Medical marijuana users in San Francisco may soon be carrying identification cards that could provide a measure of legal protection and greater peace of mind.
On Jan. 24, the city's Board of Supervisors approved a program under which patients who have a doctor's approval to use marijuana, and their caregivers, would receive an ID card issued by the city. San Francisco's Department of Public Health is likely to contract with an outside agency to administer the program, according to Wayne Justmann, a director of the San Francisco Patients Resource Center (SFPRC), a medical marijuana dispensary.
"We're thrilled by passage of the ordinance," said Justmann. "Many people have worked very hard to reach this point. A lot of activists want the city to use a designated outside group to run the program. That way, people who are skeptical won't be able to complain that tax dollars are supporting the use of marijuana."

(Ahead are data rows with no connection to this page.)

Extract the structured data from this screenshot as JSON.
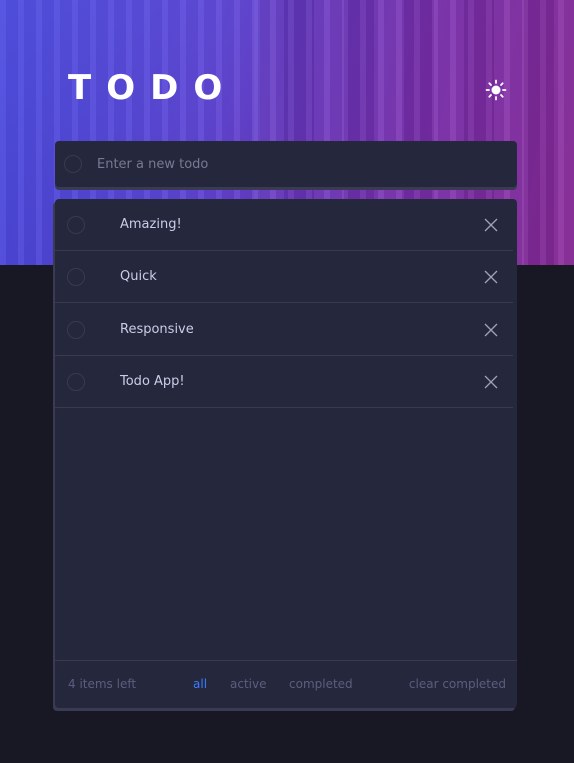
{
  "header": {
    "title": "TODO",
    "theme_icon": "sun-icon"
  },
  "new_todo": {
    "placeholder": "Enter a new todo",
    "value": ""
  },
  "todos": [
    {
      "label": "Amazing!",
      "completed": false
    },
    {
      "label": "Quick",
      "completed": false
    },
    {
      "label": "Responsive",
      "completed": false
    },
    {
      "label": "Todo App!",
      "completed": false
    }
  ],
  "footer": {
    "items_left": "4 items left",
    "filters": {
      "all": "all",
      "active": "active",
      "completed": "completed"
    },
    "selected_filter": "all",
    "clear_label": "clear completed"
  },
  "colors": {
    "page_bg": "#181824",
    "panel_bg": "#25273c",
    "text": "#cacde8",
    "muted": "#5b5e7e",
    "accent": "#3a7bfd",
    "divider": "#393a4c"
  }
}
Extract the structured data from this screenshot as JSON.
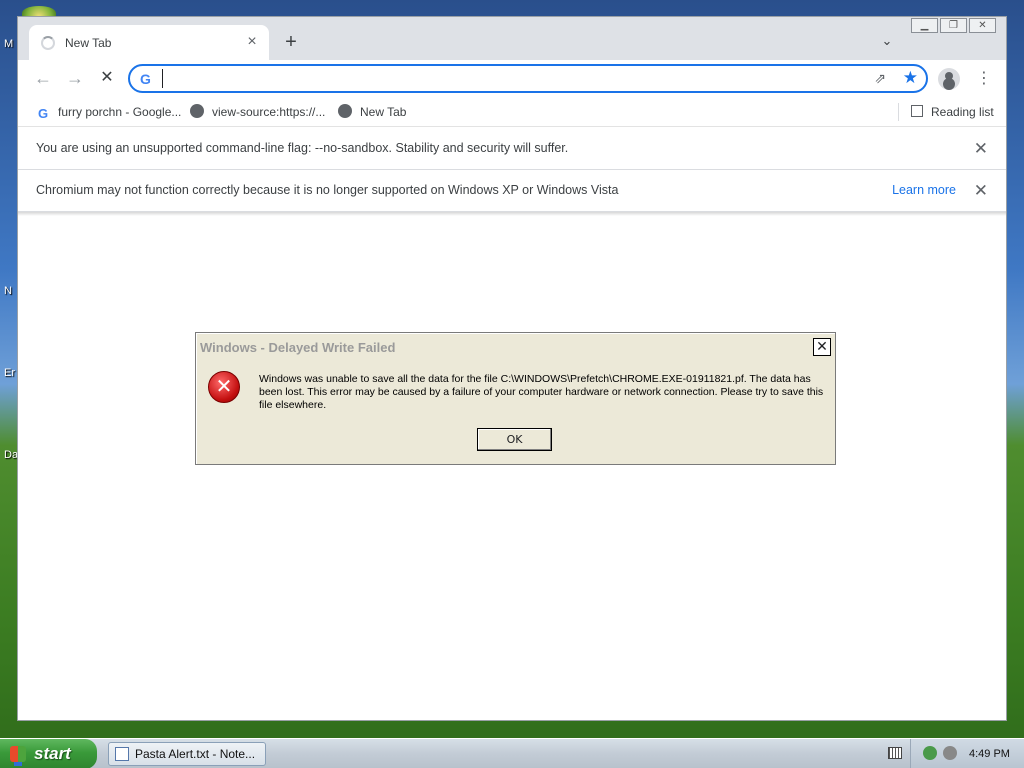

Justmann, who is HIV positive and uses marijuana in combination with other medicines, has been a major player in the ID card ordinance and an imaginative battler in the cause. He is one of four directors of SFPRC, all of whom he modestly described as "patients with an idea." He told the San Francisco Chronicle that SFPRC is "the first group I know of in the United States to ask a city for the various permits that any legitimate business must have. We want official recognition."
To achieve that, Justmann and his colleagues have met with city planning officials, the fire department, sheriff's deputies, the local merchant's association and many of their neighbors. The center is applying for a nonprofit business license, and on Jan. 27, SFPRC finalized a lease for its space in the Hayes Valley neighborhood.
"A key issue for dispensaries is how to qualify patients," said Justmann. "It's very time-, money- and labor-intensive for every dispensary to do its own intake or registration. We're working to establish some uniformity in this process."
The ID card program would enable patients from any of San Francisco's medical marijuana dispensaries to avail themselves of the closest or most convenient club.
Justmann told the Chronicle that SFPRC's efforts to set up shop as a licensed nonprofit business have been "tough sledding. The hoops we've had to jump through to make this legal, I don't know if I'd advise the next people to do it."
Despite the hardships, Justmann was eager to sit down with the designated point person from the Department of Public Health. "We can't wait," he said. "We have patients who can't wait for medical cannabis." One of his co-directors, Gary Farnsworth, said the team at SFPRC was "very proud of what we've done so far. And we've been getting some great, encouraging phone calls from other cities. They want to learn about what we're doing."
Some medical marijuana and AIDS activists have expressed concerns about ID card programs, fearing the data could be misused by authorities.